Sefudi likes to wonder about things, and before the Sadness came to settle in his heart, he liked to draw. He didn’t have paper and pencils but he drew with sticks and reeds and pieces of coal. He drew on his hands. He drew on his legs. He drew on the stones outside. He even drew on the walls of his house when his father wasn’t looking.
Before the Sadness came, there were many days that Sefudi’s mother was so sick that she couldn’t get out of bed. Every day the sickness stole more of the colour from her face and more of the flesh from her bones and more of the life out of her body. Until one day Sefudi heard the saddest voice that ever-there-was. It was a voice made strange by the sadness, but it was the voice of his father. The voice said, ‘Your beloved mother has gone.’
After that the sunshine went out of Sefudi’s heart and the sounds of laughter went out of his house and he didn’t want to draw. Ever again. The ache in his heart was MUCH bigger than the ache in his tummy when he had not eaten for the whole day. His heartache was so big that it took three years before the river of tears started spilling out of him.
On that day Sefudi was lying in his bed staring out the window. A big silvery moon was rising in the sky and a blanket of night was spreading over the world around him. He was feeling sleepy and he was wondering about something strange that a silly boy at school had said. This boy, who always thought he knew everything, had said, “Whoever fetches and carries wood on a Sunday will be sent to live on the moon forever”.
Sefudi wondered if people could really live on the moon. He was always wondering about things and he wondered about this for a long time until he fell asleep. While he slept he had a dream. In his dream he saw a lady on the moon carrying a bundle of wood on her head. In his dream he called out “LADY ON THE MOON, LADY ON THE MOON, IS MY MOTHER THERE WITH YOU? IF SHE IS, PLEASE SEND HER BACK TO ME.”
When he woke up the River of Sadness was rolling down his cheeks. There were millions and trillions of tears spilling out of him. They poured onto his tummy and they spilled onto his pillow and they ended up in a big pool in his bed.
The next day, Sefudi’s heart didn’t feel quite as heavy as before because he wasn’t carrying all those millions and trillions of tears inside him anymore.
But he still didn’t feel like drawing.
That night he dreamt again about a lady on the moon. This time her face was shining with love and kindness in the way that his mother’s face used to shine when she looked at him. She was carrying a big box of coloured crayons and big sheets of sparkling white paper. When he woke up she was gone, but she had left a smile in his heart. In the days and weeks after that, Sefudi started to laugh a little.

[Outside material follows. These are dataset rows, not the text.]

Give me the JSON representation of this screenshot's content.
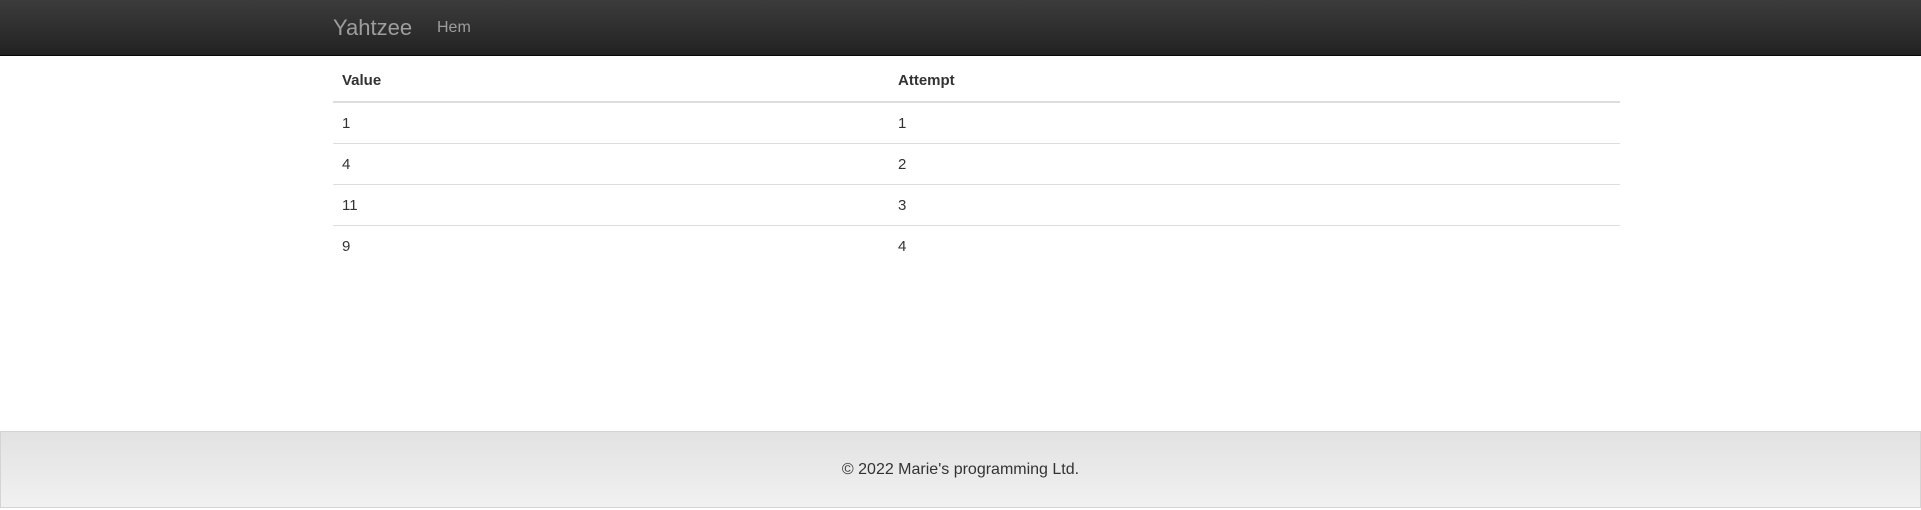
{
  "navbar": {
    "brand": "Yahtzee",
    "links": [
      {
        "label": "Hem"
      }
    ]
  },
  "table": {
    "headers": [
      "Value",
      "Attempt"
    ],
    "rows": [
      [
        "1",
        "1"
      ],
      [
        "4",
        "2"
      ],
      [
        "11",
        "3"
      ],
      [
        "9",
        "4"
      ]
    ]
  },
  "footer": {
    "text": "© 2022 Marie's programming Ltd."
  }
}
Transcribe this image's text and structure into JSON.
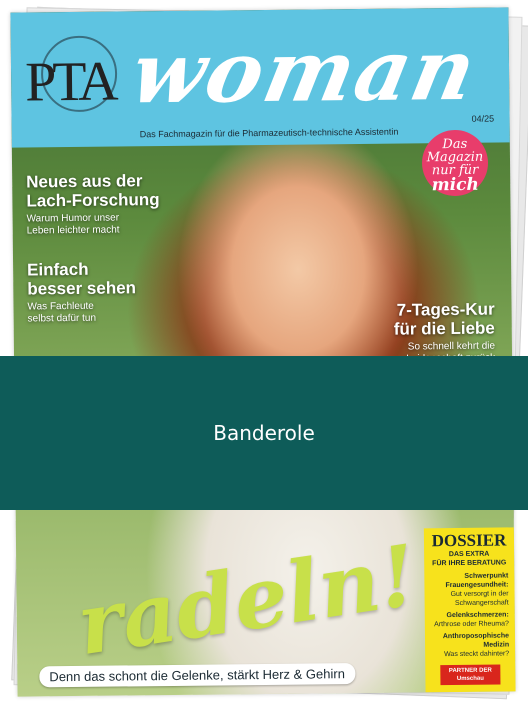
{
  "magazine": {
    "logo": "PTA",
    "title": "woman",
    "issue": "04/25",
    "tagline": "Das Fachmagazin für die Pharmazeutisch-technische Assistentin",
    "badge": {
      "line1": "Das",
      "line2": "Magazin",
      "line3": "nur für",
      "line4": "mich"
    }
  },
  "headlines": [
    {
      "title_1": "Neues aus der",
      "title_2": "Lach-Forschung",
      "sub_1": "Warum Humor unser",
      "sub_2": "Leben leichter macht"
    },
    {
      "title_1": "Einfach",
      "title_2": "besser sehen",
      "sub_1": "Was Fachleute",
      "sub_2": "selbst dafür tun"
    },
    {
      "title_1": "7-Tages-Kur",
      "title_2": "für die Liebe",
      "sub_1": "So schnell kehrt die",
      "sub_2": "Leidenschaft zurück"
    }
  ],
  "cover_script": "radeln!",
  "cover_caption": "Denn das schont die Gelenke, stärkt Herz & Gehirn",
  "dossier": {
    "title": "DOSSIER",
    "subtitle_1": "DAS EXTRA",
    "subtitle_2": "FÜR IHRE BERATUNG",
    "items": [
      {
        "head": "Schwerpunkt Frauengesundheit:",
        "text": "Gut versorgt in der Schwangerschaft"
      },
      {
        "head": "Gelenkschmerzen:",
        "text": "Arthrose oder Rheuma?"
      },
      {
        "head": "Anthroposophische Medizin",
        "text": "Was steckt dahinter?"
      }
    ],
    "partner_label": "PARTNER DER",
    "partner_name": "Umschau"
  },
  "banderole": {
    "label": "Banderole"
  },
  "colors": {
    "masthead": "#5ec4e1",
    "banderole": "#0e5c59",
    "badge": "#e83d6b",
    "dossier": "#f7e21c",
    "script": "#c8e04a"
  }
}
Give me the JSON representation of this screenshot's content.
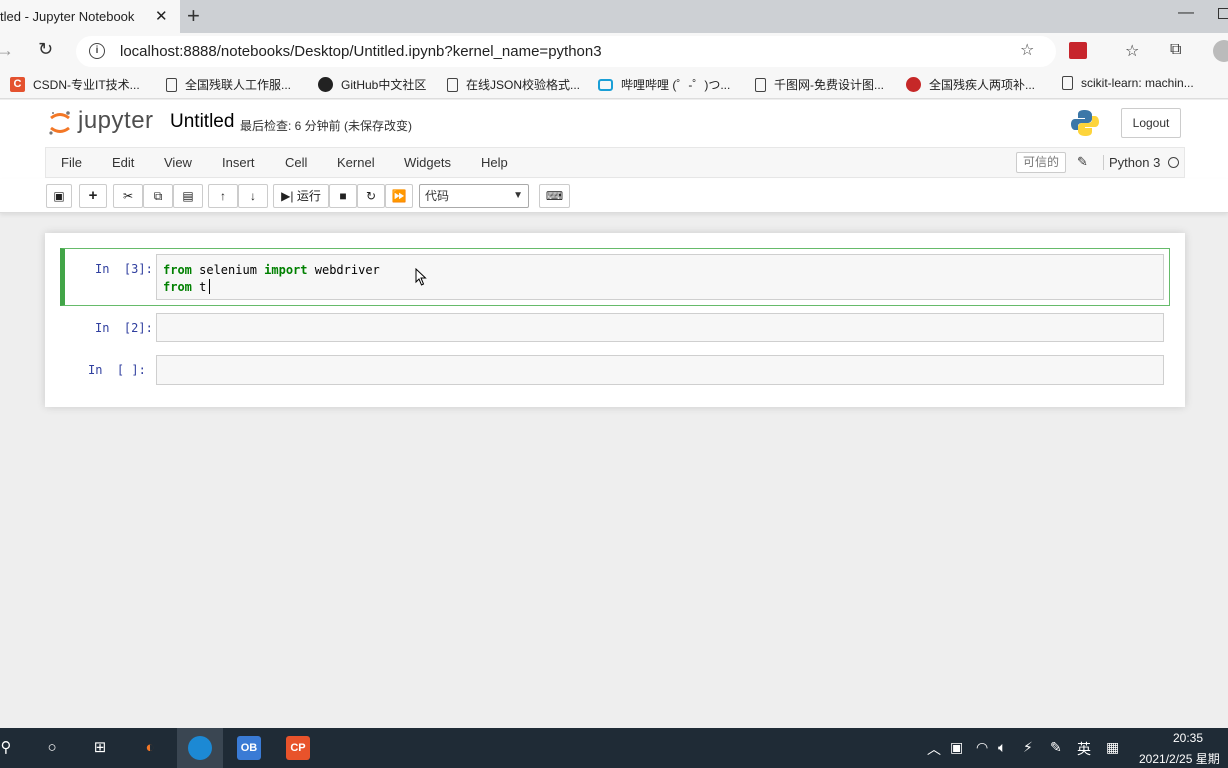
{
  "browser": {
    "tab_title": "tled - Jupyter Notebook",
    "tab_close": "✕",
    "new_tab": "+",
    "url": "localhost:8888/notebooks/Desktop/Untitled.ipynb?kernel_name=python3",
    "bookmarks": [
      {
        "label": "CSDN-专业IT技术...",
        "icon": "csdn-icon"
      },
      {
        "label": "全国残联人工作服...",
        "icon": "page-icon"
      },
      {
        "label": "GitHub中文社区",
        "icon": "github-icon"
      },
      {
        "label": "在线JSON校验格式...",
        "icon": "page-icon"
      },
      {
        "label": "哔哩哔哩 (゜-゜)つ...",
        "icon": "bilibili-icon"
      },
      {
        "label": "千图网-免费设计图...",
        "icon": "page-icon"
      },
      {
        "label": "全国残疾人两项补...",
        "icon": "red-seal-icon"
      },
      {
        "label": "scikit-learn: machin...",
        "icon": "page-icon"
      }
    ]
  },
  "jupyter": {
    "logo_text": "jupyter",
    "notebook_name": "Untitled",
    "checkpoint": "最后检查: 6 分钟前  (未保存改变)",
    "logout": "Logout",
    "menu": [
      "File",
      "Edit",
      "View",
      "Insert",
      "Cell",
      "Kernel",
      "Widgets",
      "Help"
    ],
    "trusted": "可信的",
    "kernel": "Python 3",
    "toolbar": {
      "run_label": "运行",
      "cell_type": "代码"
    },
    "cells": [
      {
        "prompt": "In  [3]:",
        "lines": [
          {
            "kw": "from",
            "text": " selenium ",
            "kw2": "import",
            "text2": " webdriver"
          },
          {
            "kw": "from",
            "text": " t",
            "kw2": "",
            "text2": ""
          }
        ]
      },
      {
        "prompt": "In  [2]:"
      },
      {
        "prompt": "In  [ ]:"
      }
    ]
  },
  "taskbar": {
    "time": "20:35",
    "date": "2021/2/25 星期",
    "ime": "英",
    "apps": [
      "OB",
      "CP"
    ]
  },
  "colors": {
    "accent_green": "#42a548",
    "prompt_blue": "#303f9f",
    "keyword_green": "#008000"
  }
}
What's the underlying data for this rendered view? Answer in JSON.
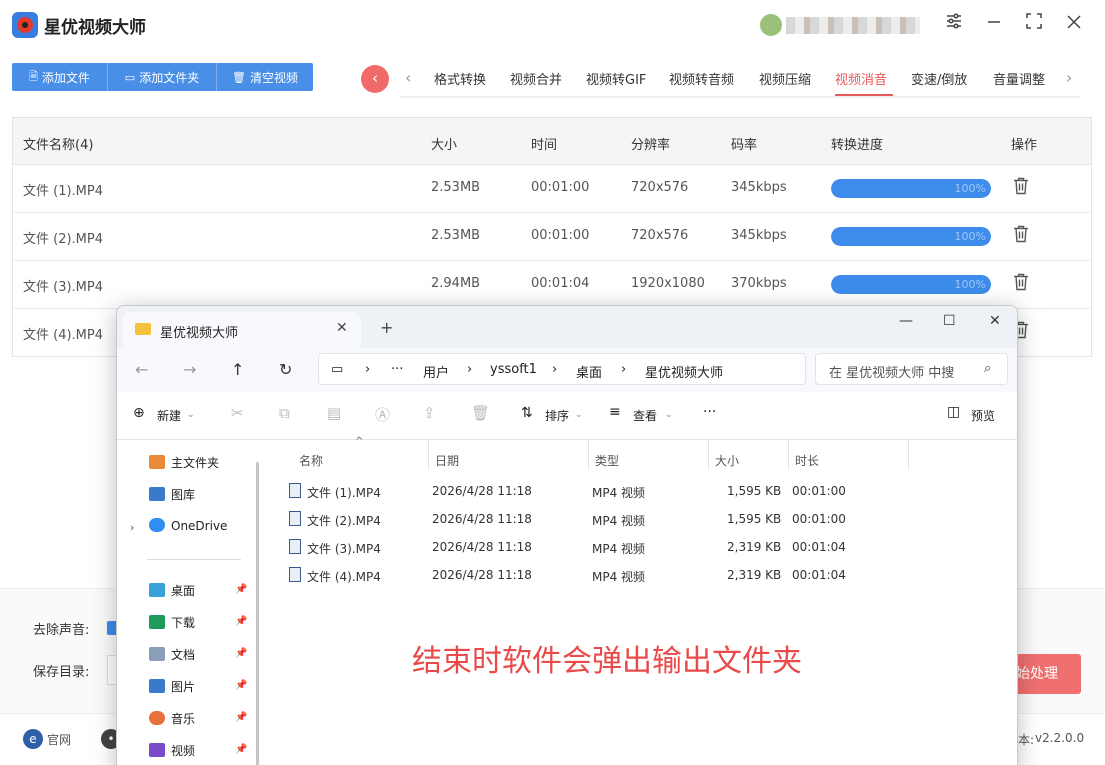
{
  "app": {
    "title": "星优视频大师",
    "toolbar": {
      "add_file": "添加文件",
      "add_folder": "添加文件夹",
      "clear_videos": "清空视频"
    },
    "tabs": [
      "格式转换",
      "视频合并",
      "视频转GIF",
      "视频转音频",
      "视频压缩",
      "视频消音",
      "变速/倒放",
      "音量调整"
    ],
    "active_tab": "视频消音",
    "table": {
      "headers": [
        "文件名称(4)",
        "大小",
        "时间",
        "分辨率",
        "码率",
        "转换进度",
        "操作"
      ],
      "rows": [
        {
          "name": "文件 (1).MP4",
          "size": "2.53MB",
          "time": "00:01:00",
          "resolution": "720x576",
          "bitrate": "345kbps",
          "progress": 1.0,
          "progress_label": "100%"
        },
        {
          "name": "文件 (2).MP4",
          "size": "2.53MB",
          "time": "00:01:00",
          "resolution": "720x576",
          "bitrate": "345kbps",
          "progress": 1.0,
          "progress_label": "100%"
        },
        {
          "name": "文件 (3).MP4",
          "size": "2.94MB",
          "time": "00:01:04",
          "resolution": "1920x1080",
          "bitrate": "370kbps",
          "progress": 1.0,
          "progress_label": "100%"
        },
        {
          "name": "文件 (4).MP4"
        }
      ]
    },
    "options": {
      "remove_audio_label": "去除声音:",
      "save_dir_label": "保存目录:"
    },
    "start_button": "始处理",
    "footer": {
      "website": "官网",
      "version": "v2.2.0.0",
      "version_prefix": "本:"
    },
    "colors": {
      "primary": "#4a8fe7",
      "accent": "#e65a5a",
      "progress": "#3d8cec",
      "note": "#ea4a4a"
    }
  },
  "explorer": {
    "tab_title": "星优视频大师",
    "breadcrumb": [
      "用户",
      "yssoft1",
      "桌面",
      "星优视频大师"
    ],
    "search_placeholder": "在 星优视频大师 中搜",
    "commands": {
      "new": "新建",
      "sort": "排序",
      "view": "查看",
      "more": "···",
      "preview": "预览"
    },
    "sidebar": {
      "top": [
        "主文件夹",
        "图库",
        "OneDrive"
      ],
      "pinned": [
        "桌面",
        "下载",
        "文档",
        "图片",
        "音乐",
        "视频"
      ]
    },
    "columns": [
      "名称",
      "日期",
      "类型",
      "大小",
      "时长"
    ],
    "files": [
      {
        "name": "文件 (1).MP4",
        "date": "2026/4/28 11:18",
        "type": "MP4 视频",
        "size": "1,595 KB",
        "duration": "00:01:00"
      },
      {
        "name": "文件 (2).MP4",
        "date": "2026/4/28 11:18",
        "type": "MP4 视频",
        "size": "1,595 KB",
        "duration": "00:01:00"
      },
      {
        "name": "文件 (3).MP4",
        "date": "2026/4/28 11:18",
        "type": "MP4 视频",
        "size": "2,319 KB",
        "duration": "00:01:04"
      },
      {
        "name": "文件 (4).MP4",
        "date": "2026/4/28 11:18",
        "type": "MP4 视频",
        "size": "2,319 KB",
        "duration": "00:01:04"
      }
    ]
  },
  "annotation": "结束时软件会弹出输出文件夹"
}
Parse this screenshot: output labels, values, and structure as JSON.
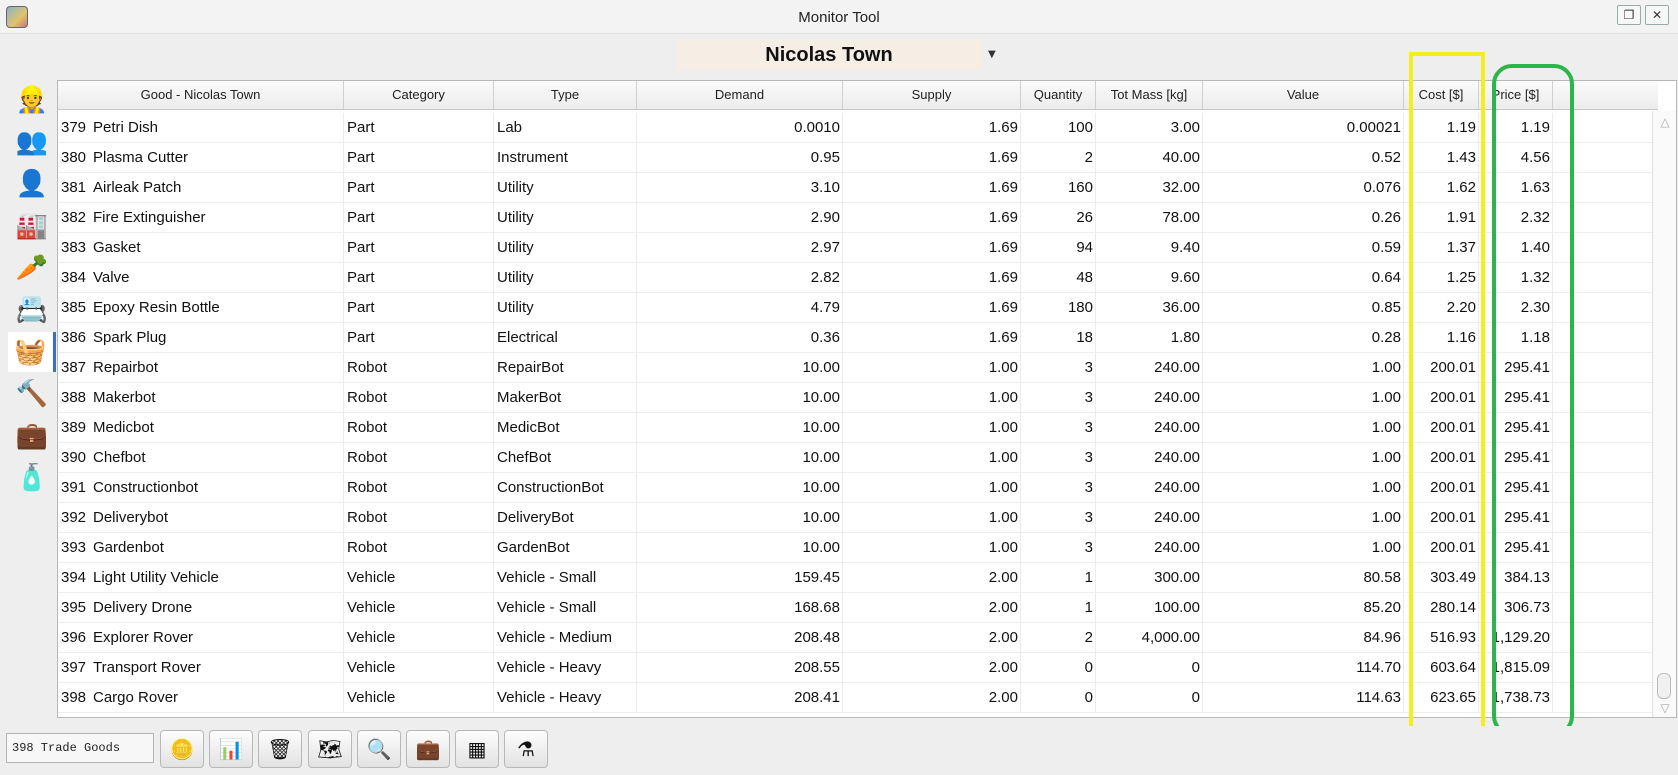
{
  "window": {
    "title": "Monitor Tool",
    "restore_glyph": "❐",
    "close_glyph": "✕"
  },
  "settlement": {
    "name": "Nicolas Town",
    "arrow": "▼"
  },
  "sidebar": {
    "items": [
      {
        "icon": "👷",
        "name": "people-icon",
        "color": "#6b3b14"
      },
      {
        "icon": "👥",
        "name": "crew-icon",
        "color": "#c03030"
      },
      {
        "icon": "👤",
        "name": "person-icon",
        "color": "#8e9aa3"
      },
      {
        "icon": "🏭",
        "name": "factory-icon",
        "color": "#0f7a4a"
      },
      {
        "icon": "🥕",
        "name": "food-icon",
        "color": "#ee6a1a"
      },
      {
        "icon": "📇",
        "name": "resource-icon",
        "color": "#555555"
      },
      {
        "icon": "🧺",
        "name": "trade-basket-icon",
        "color": "#2f9a28"
      },
      {
        "icon": "🔨",
        "name": "construction-icon",
        "color": "#3b7fc0"
      },
      {
        "icon": "💼",
        "name": "mission-briefcase-icon",
        "color": "#a0521d"
      },
      {
        "icon": "🧴",
        "name": "science-icon",
        "color": "#333333"
      }
    ]
  },
  "table": {
    "columns": [
      "Good - Nicolas Town",
      "Category",
      "Type",
      "Demand",
      "Supply",
      "Quantity",
      "Tot Mass [kg]",
      "Value",
      "Cost [$]",
      "Price [$]"
    ],
    "rows": [
      [
        "379",
        "Petri Dish",
        "Part",
        "Lab",
        "0.0010",
        "1.69",
        "100",
        "3.00",
        "0.00021",
        "1.19",
        "1.19"
      ],
      [
        "380",
        "Plasma Cutter",
        "Part",
        "Instrument",
        "0.95",
        "1.69",
        "2",
        "40.00",
        "0.52",
        "1.43",
        "4.56"
      ],
      [
        "381",
        "Airleak Patch",
        "Part",
        "Utility",
        "3.10",
        "1.69",
        "160",
        "32.00",
        "0.076",
        "1.62",
        "1.63"
      ],
      [
        "382",
        "Fire Extinguisher",
        "Part",
        "Utility",
        "2.90",
        "1.69",
        "26",
        "78.00",
        "0.26",
        "1.91",
        "2.32"
      ],
      [
        "383",
        "Gasket",
        "Part",
        "Utility",
        "2.97",
        "1.69",
        "94",
        "9.40",
        "0.59",
        "1.37",
        "1.40"
      ],
      [
        "384",
        "Valve",
        "Part",
        "Utility",
        "2.82",
        "1.69",
        "48",
        "9.60",
        "0.64",
        "1.25",
        "1.32"
      ],
      [
        "385",
        "Epoxy Resin Bottle",
        "Part",
        "Utility",
        "4.79",
        "1.69",
        "180",
        "36.00",
        "0.85",
        "2.20",
        "2.30"
      ],
      [
        "386",
        "Spark Plug",
        "Part",
        "Electrical",
        "0.36",
        "1.69",
        "18",
        "1.80",
        "0.28",
        "1.16",
        "1.18"
      ],
      [
        "387",
        "Repairbot",
        "Robot",
        "RepairBot",
        "10.00",
        "1.00",
        "3",
        "240.00",
        "1.00",
        "200.01",
        "295.41"
      ],
      [
        "388",
        "Makerbot",
        "Robot",
        "MakerBot",
        "10.00",
        "1.00",
        "3",
        "240.00",
        "1.00",
        "200.01",
        "295.41"
      ],
      [
        "389",
        "Medicbot",
        "Robot",
        "MedicBot",
        "10.00",
        "1.00",
        "3",
        "240.00",
        "1.00",
        "200.01",
        "295.41"
      ],
      [
        "390",
        "Chefbot",
        "Robot",
        "ChefBot",
        "10.00",
        "1.00",
        "3",
        "240.00",
        "1.00",
        "200.01",
        "295.41"
      ],
      [
        "391",
        "Constructionbot",
        "Robot",
        "ConstructionBot",
        "10.00",
        "1.00",
        "3",
        "240.00",
        "1.00",
        "200.01",
        "295.41"
      ],
      [
        "392",
        "Deliverybot",
        "Robot",
        "DeliveryBot",
        "10.00",
        "1.00",
        "3",
        "240.00",
        "1.00",
        "200.01",
        "295.41"
      ],
      [
        "393",
        "Gardenbot",
        "Robot",
        "GardenBot",
        "10.00",
        "1.00",
        "3",
        "240.00",
        "1.00",
        "200.01",
        "295.41"
      ],
      [
        "394",
        "Light Utility Vehicle",
        "Vehicle",
        "Vehicle - Small",
        "159.45",
        "2.00",
        "1",
        "300.00",
        "80.58",
        "303.49",
        "384.13"
      ],
      [
        "395",
        "Delivery Drone",
        "Vehicle",
        "Vehicle - Small",
        "168.68",
        "2.00",
        "1",
        "100.00",
        "85.20",
        "280.14",
        "306.73"
      ],
      [
        "396",
        "Explorer Rover",
        "Vehicle",
        "Vehicle - Medium",
        "208.48",
        "2.00",
        "2",
        "4,000.00",
        "84.96",
        "516.93",
        "1,129.20"
      ],
      [
        "397",
        "Transport Rover",
        "Vehicle",
        "Vehicle - Heavy",
        "208.55",
        "2.00",
        "0",
        "0",
        "114.70",
        "603.64",
        "1,815.09"
      ],
      [
        "398",
        "Cargo Rover",
        "Vehicle",
        "Vehicle - Heavy",
        "208.41",
        "2.00",
        "0",
        "0",
        "114.63",
        "623.65",
        "1,738.73"
      ]
    ]
  },
  "highlights": {
    "cost_color": "#f5ec21",
    "price_color": "#2bb64a"
  },
  "status": {
    "count_text": "398 Trade Goods"
  },
  "toolbar": {
    "buttons": [
      {
        "icon": "🪙",
        "name": "coins-icon"
      },
      {
        "icon": "📊",
        "name": "bar-chart-icon"
      },
      {
        "icon": "🗑",
        "name": "trash-icon"
      },
      {
        "icon": "🗺",
        "name": "map-icon"
      },
      {
        "icon": "🔍",
        "name": "search-icon"
      },
      {
        "icon": "💼",
        "name": "briefcase-icon"
      },
      {
        "icon": "▦",
        "name": "table-icon"
      },
      {
        "icon": "⚗",
        "name": "filter-icon"
      }
    ]
  }
}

And he started to draw. A lot.
He drew on his hands and his arms and his legs and on his school desk and sometimes when he just couldn’t help himself he drew on the blackboard when the teacher wasn’t looking. One day his teacher became so tired of telling him to clean himself and everything else that she gave him a drawing book and a box of coloured pencils and his smile was the biggest smile that ever-there-was. And when Sefudi saw his brightly coloured pictures grow out of the sparkling white paper his heart began to sing.
As he grew older Sefudi’s drawings became more and more marvellous. His teachers and his aunts and his uncles and his father and his father’s friends said that he was a special boy with a special gift, because when they looked at his pictures the sunny colours melted some of the sadness in their hearts. And when they listened to the stories that the pictures told them, they understood things that they had never understood before.
Sefudi didn’t tell them about those strange and wonderful dreams. He didn’t tell them about the dream which caused the river of Sadness to pour down his cheeks. He didn’t tell them about the dream which planted a smile in his heart.
But some nights when the moon was a big silvery ball in the sky, and the darkness was silent and full of secrets, he looked for the Lady on the Moon. And the thought he saw her. Smiling.